Chödrön further explains that the reason we struggle so much is because we’ve received so much security from our habits. The outcomes are predictable. Familiarity is comforting.
We can’t underestimate the intensity of the emotions that arise when we are faced with fear, therefore we can’t underestimate the BRAVERY it takes to let go of these habits or addictions.
There’s a quote by Maya Angelou that I love, but that has also made me feel at times thoroughly inadequate.
“When we know better, we do better” – Maya Angelou.
But f*ck I’ve known better for a while now, so how come I can’t get myself to do better? What is wrong with me that I can’t just alter my behaviour when I know so well how much these behaviours are unhelpful!?
Tory Eletto, a write and therapist from New York recently shared a video on her Instagram page. She talks about the importance of meeting ourselves with compassion, especially in moments when we are struggling to change patterns and behaviours we are trying to overcome.
She explains that this compassion is how we fill the gap between what we know, and what we do.
So how can we begin to find compassion for ourselves and interact with fear in a different way?
Instead of avoiding everything that scares us, and instead of numbing the fear with whatever addiction or habit we may have, can we actually invite fear into our awareness?

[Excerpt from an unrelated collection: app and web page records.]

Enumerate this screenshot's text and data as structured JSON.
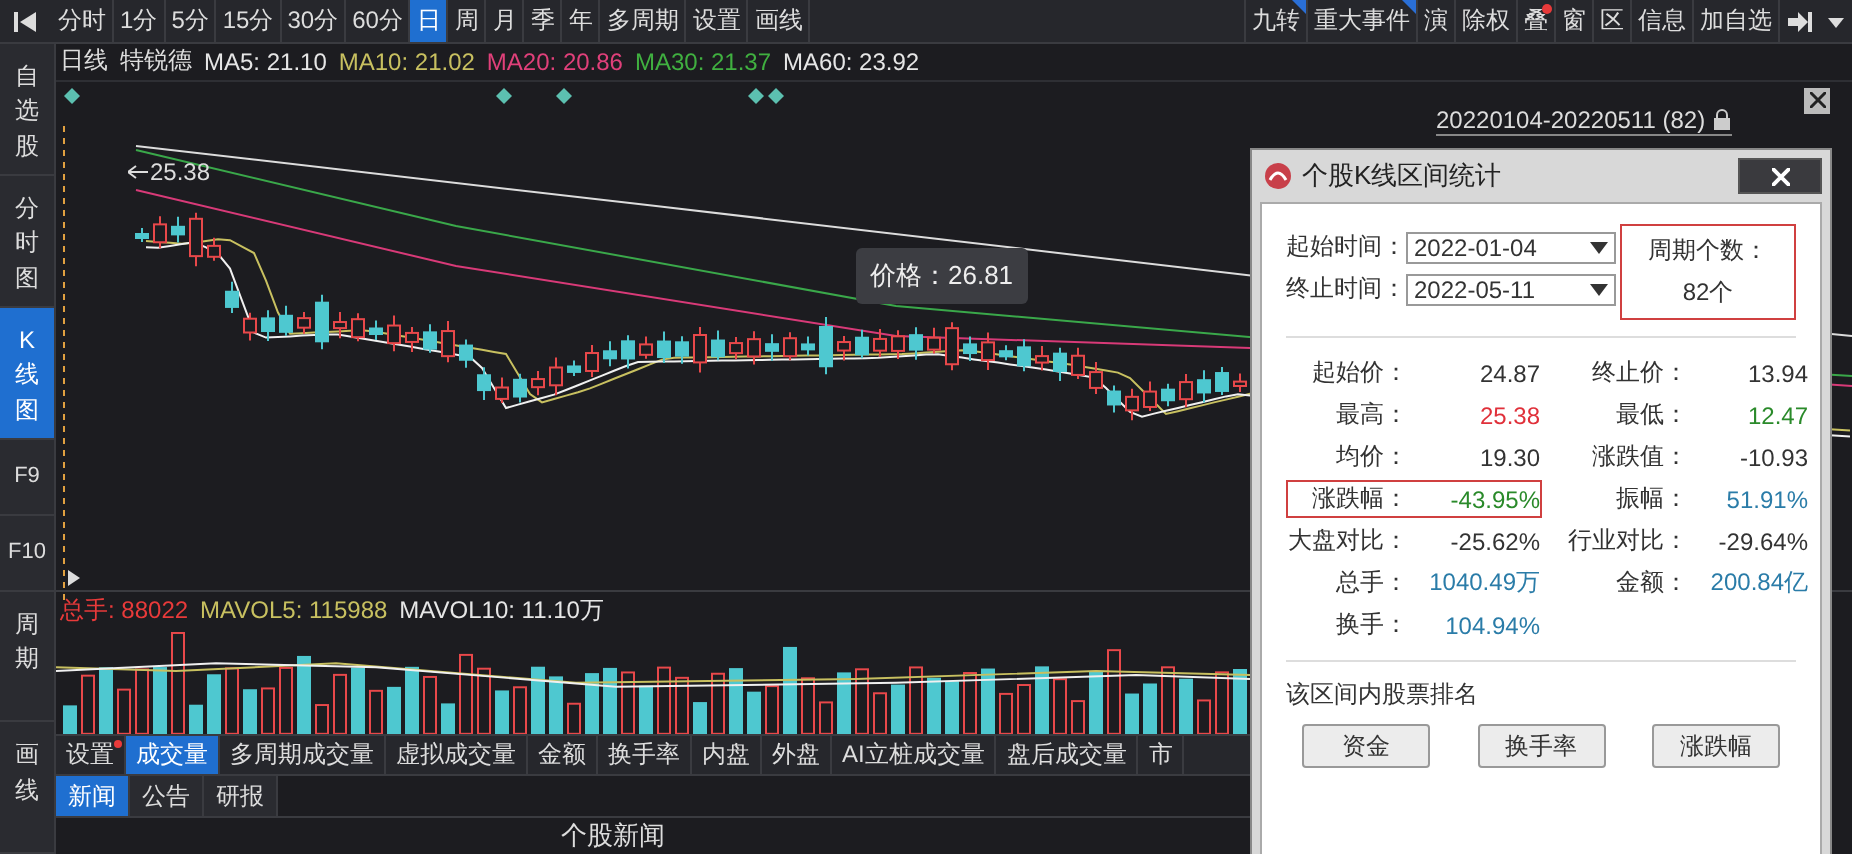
{
  "toolbar": {
    "period_tabs": [
      {
        "label": "分时",
        "selected": false
      },
      {
        "label": "1分",
        "selected": false
      },
      {
        "label": "5分",
        "selected": false
      },
      {
        "label": "15分",
        "selected": false
      },
      {
        "label": "30分",
        "selected": false
      },
      {
        "label": "60分",
        "selected": false
      },
      {
        "label": "日",
        "selected": true
      },
      {
        "label": "周",
        "selected": false
      },
      {
        "label": "月",
        "selected": false
      },
      {
        "label": "季",
        "selected": false
      },
      {
        "label": "年",
        "selected": false
      },
      {
        "label": "多周期",
        "selected": false
      },
      {
        "label": "设置",
        "selected": false
      },
      {
        "label": "画线",
        "selected": false
      }
    ],
    "right_items": [
      {
        "label": "九转",
        "corner_flag": true,
        "dot": false
      },
      {
        "label": "重大事件",
        "corner_flag": true,
        "dot": false
      },
      {
        "label": "演",
        "corner_flag": false,
        "dot": false
      },
      {
        "label": "除权",
        "corner_flag": false,
        "dot": false
      },
      {
        "label": "叠",
        "corner_flag": false,
        "dot": true
      },
      {
        "label": "窗",
        "corner_flag": false,
        "dot": false
      },
      {
        "label": "区",
        "corner_flag": false,
        "dot": false
      },
      {
        "label": "信息",
        "corner_flag": false,
        "dot": false
      },
      {
        "label": "加自选",
        "corner_flag": false,
        "dot": false
      }
    ]
  },
  "sidebar": {
    "items": [
      {
        "label": "自选股",
        "kind": "stack",
        "selected": false
      },
      {
        "label": "分时图",
        "kind": "stack",
        "selected": false
      },
      {
        "label": "K线图",
        "kind": "stack",
        "selected": true
      },
      {
        "label": "F9",
        "kind": "inline",
        "selected": false
      },
      {
        "label": "F10",
        "kind": "inline",
        "selected": false
      },
      {
        "label": "周期",
        "kind": "stack",
        "selected": false
      },
      {
        "label": "画线",
        "kind": "stack",
        "selected": false
      }
    ]
  },
  "chart_header": {
    "period": "日线",
    "stock": "特锐德",
    "ma": [
      {
        "text": "MA5: 21.10",
        "color": "#e6e6e6"
      },
      {
        "text": "MA10: 21.02",
        "color": "#c8c060"
      },
      {
        "text": "MA20: 20.86",
        "color": "#e0407a"
      },
      {
        "text": "MA30: 21.37",
        "color": "#40b040"
      },
      {
        "text": "MA60: 23.92",
        "color": "#e6e6e6"
      }
    ]
  },
  "range_label": "20220104-20220511 (82)",
  "high_label": "25.38",
  "tooltip": "价格：26.81",
  "volume_header": [
    {
      "text": "总手: 88022",
      "color": "#e83a3a"
    },
    {
      "text": "MAVOL5: 115988",
      "color": "#c8c060"
    },
    {
      "text": "MAVOL10: 11.10万",
      "color": "#e6e6e6"
    }
  ],
  "indicator_tabs": [
    {
      "label": "设置",
      "selected": false,
      "flagged": true
    },
    {
      "label": "成交量",
      "selected": true,
      "flagged": false
    },
    {
      "label": "多周期成交量",
      "selected": false,
      "flagged": false
    },
    {
      "label": "虚拟成交量",
      "selected": false,
      "flagged": false
    },
    {
      "label": "金额",
      "selected": false,
      "flagged": false
    },
    {
      "label": "换手率",
      "selected": false,
      "flagged": false
    },
    {
      "label": "内盘",
      "selected": false,
      "flagged": false
    },
    {
      "label": "外盘",
      "selected": false,
      "flagged": false
    },
    {
      "label": "AI立桩成交量",
      "selected": false,
      "flagged": false
    },
    {
      "label": "盘后成交量",
      "selected": false,
      "flagged": false
    },
    {
      "label": "市",
      "selected": false,
      "flagged": false
    }
  ],
  "news_tabs": [
    {
      "label": "新闻",
      "selected": true
    },
    {
      "label": "公告",
      "selected": false
    },
    {
      "label": "研报",
      "selected": false
    }
  ],
  "news_panel": {
    "title": "个股新闻"
  },
  "dialog": {
    "title": "个股K线区间统计",
    "start_label": "起始时间：",
    "start_value": "2022-01-04",
    "end_label": "终止时间：",
    "end_value": "2022-05-11",
    "count_label": "周期个数：",
    "count_value": "82个",
    "stats": [
      {
        "label": "起始价：",
        "value": "24.87",
        "color": "#333333",
        "boxed": false
      },
      {
        "label": "终止价：",
        "value": "13.94",
        "color": "#333333",
        "boxed": false
      },
      {
        "label": "最高：",
        "value": "25.38",
        "color": "#e0303a",
        "boxed": false
      },
      {
        "label": "最低：",
        "value": "12.47",
        "color": "#2a8a2a",
        "boxed": false
      },
      {
        "label": "均价：",
        "value": "19.30",
        "color": "#333333",
        "boxed": false
      },
      {
        "label": "涨跌值：",
        "value": "-10.93",
        "color": "#333333",
        "boxed": false
      },
      {
        "label": "涨跌幅：",
        "value": "-43.95%",
        "color": "#2a8a2a",
        "boxed": true
      },
      {
        "label": "振幅：",
        "value": "51.91%",
        "color": "#2a7ca8",
        "boxed": false
      },
      {
        "label": "大盘对比：",
        "value": "-25.62%",
        "color": "#333333",
        "boxed": false
      },
      {
        "label": "行业对比：",
        "value": "-29.64%",
        "color": "#333333",
        "boxed": false
      },
      {
        "label": "总手：",
        "value": "1040.49万",
        "color": "#2a7ca8",
        "boxed": false
      },
      {
        "label": "金额：",
        "value": "200.84亿",
        "color": "#2a7ca8",
        "boxed": false
      },
      {
        "label": "换手：",
        "value": "104.94%",
        "color": "#2a7ca8",
        "boxed": false
      }
    ],
    "ranking_title": "该区间内股票排名",
    "buttons": [
      "资金",
      "换手率",
      "涨跌幅"
    ]
  }
}
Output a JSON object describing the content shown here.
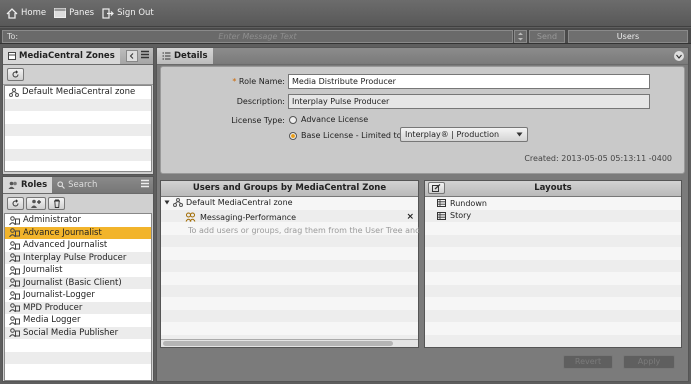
{
  "topbar": {
    "home_label": "Home",
    "panes_label": "Panes",
    "signout_label": "Sign Out"
  },
  "messagebar": {
    "to_label": "To:",
    "placeholder": "Enter Message Text",
    "send_label": "Send",
    "users_label": "Users"
  },
  "zones_panel": {
    "tab_label": "MediaCentral Zones",
    "items": [
      "Default MediaCentral zone"
    ]
  },
  "roles_panel": {
    "tab_roles": "Roles",
    "tab_search": "Search",
    "items": [
      "Administrator",
      "Advance Journalist",
      "Advanced Journalist",
      "Interplay Pulse Producer",
      "Journalist",
      "Journalist (Basic Client)",
      "Journalist-Logger",
      "MPD Producer",
      "Media Logger",
      "Social Media Publisher"
    ],
    "selected_index": 1
  },
  "details": {
    "tab_label": "Details",
    "role_name_label": "Role Name:",
    "role_name_value": "Media Distribute Producer",
    "description_label": "Description:",
    "description_value": "Interplay Pulse Producer",
    "license_type_label": "License Type:",
    "advance_license_label": "Advance License",
    "base_license_label": "Base License - Limited to:",
    "limited_to_value": "Interplay® | Production",
    "created_text": "Created: 2013-05-05 05:13:11 -0400"
  },
  "users_groups": {
    "header": "Users and Groups by MediaCentral Zone",
    "zone_label": "Default MediaCentral zone",
    "group_label": "Messaging-Performance",
    "hint": "To add users or groups, drag them from the User Tree and d"
  },
  "layouts": {
    "header": "Layouts",
    "items": [
      "Rundown",
      "Story"
    ]
  },
  "footer": {
    "revert_label": "Revert",
    "apply_label": "Apply"
  }
}
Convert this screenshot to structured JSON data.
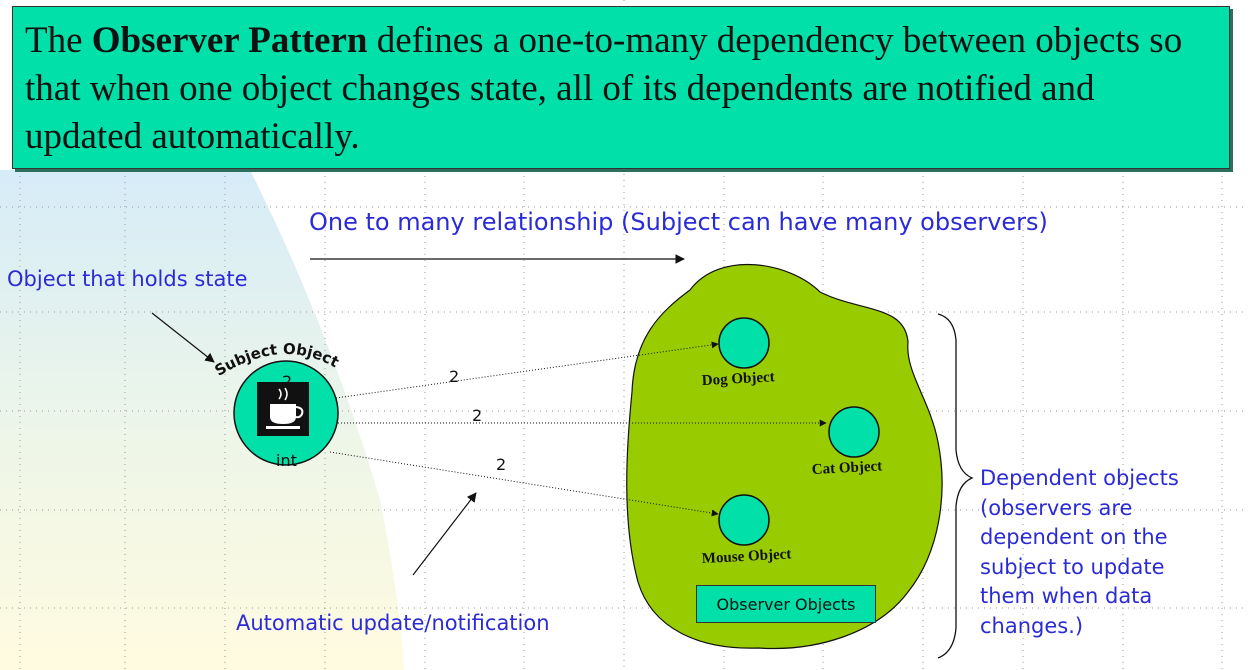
{
  "definition": {
    "before": "The ",
    "term": "Observer Pattern",
    "after": " defines a one-to-many dependency between objects so that when one object changes state, all of its dependents are notified and updated automatically."
  },
  "labels": {
    "relationship": "One to many relationship (Subject can have many observers)",
    "holds_state": "Object that holds state",
    "auto_update": "Automatic update/notification",
    "observer_objects": "Observer Objects"
  },
  "dependent_note": [
    "Dependent objects",
    "(observers are",
    "dependent on the",
    "subject to update",
    "them when data",
    "changes.)"
  ],
  "subject": {
    "title": "Subject Object",
    "value_top": "2",
    "value_type": "int"
  },
  "arrow_values": [
    "2",
    "2",
    "2"
  ],
  "observers": [
    "Dog Object",
    "Cat Object",
    "Mouse Object"
  ],
  "colors": {
    "teal": "#00e0a8",
    "blob": "#99cc00",
    "node": "#00e0a8",
    "label_blue": "#2b2bd6"
  }
}
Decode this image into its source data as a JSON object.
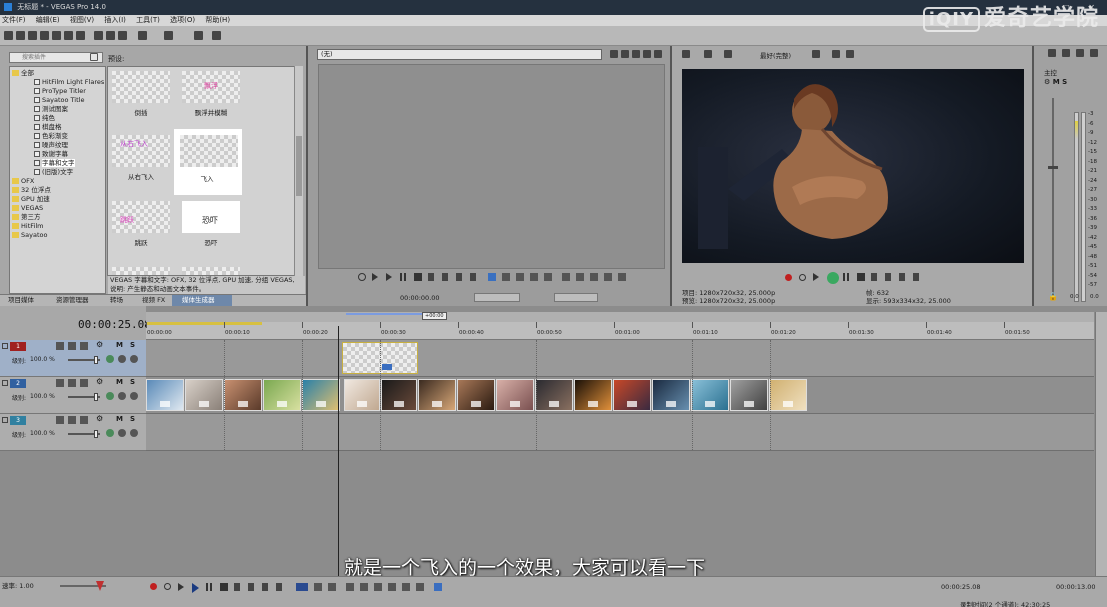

Can we create space for us to experience this fear, explore how it feels in our bodies while being kind to ourselves?
Looking back on the iPod exercise, it may have been more helpful if I had brought some extra compassion when faced with fear.
As I experienced the surge of adrenaline and anxiety, and as invasive thoughts flooded my awareness, maybe I could have met myself with more kindness, reminding myself of how scary it is to put myself out there, but that I was safe.
My work as a nurse practitioner and the ups and downs of the dating world are two other significant sources of fear in my life.
I worry I will miss something big and that someone will suffer because of it. I worry I’m doing more harm than good, that I’m not smart enough to hold down this job and that I’ll be found out and reprimanded by the scary college of nurses of Ontario.
I worry that I’ll never find a partner, that I’m doomed to spend the rest of my life alone. I worry that I’m to blame for not having found a loving partner. I worry that something is terribly wrong with me.
As you see, fear is ever present in my life. And I imagine that it’s ever present in many others’ life as well.
My hope is that with time, and with lots of compassion, we can learn to interact with this fear.
Rather than avoiding the things that trigger fear, and rather than numbing our fear with addictions and unhelpful behavior, maybe we can start to practice self compassion as we learn to truly feel fear yet not let it take control of our lives.
May we all find the bravery required to step outside of our comfort zones, walk out onto that bridge, and dance with our fear!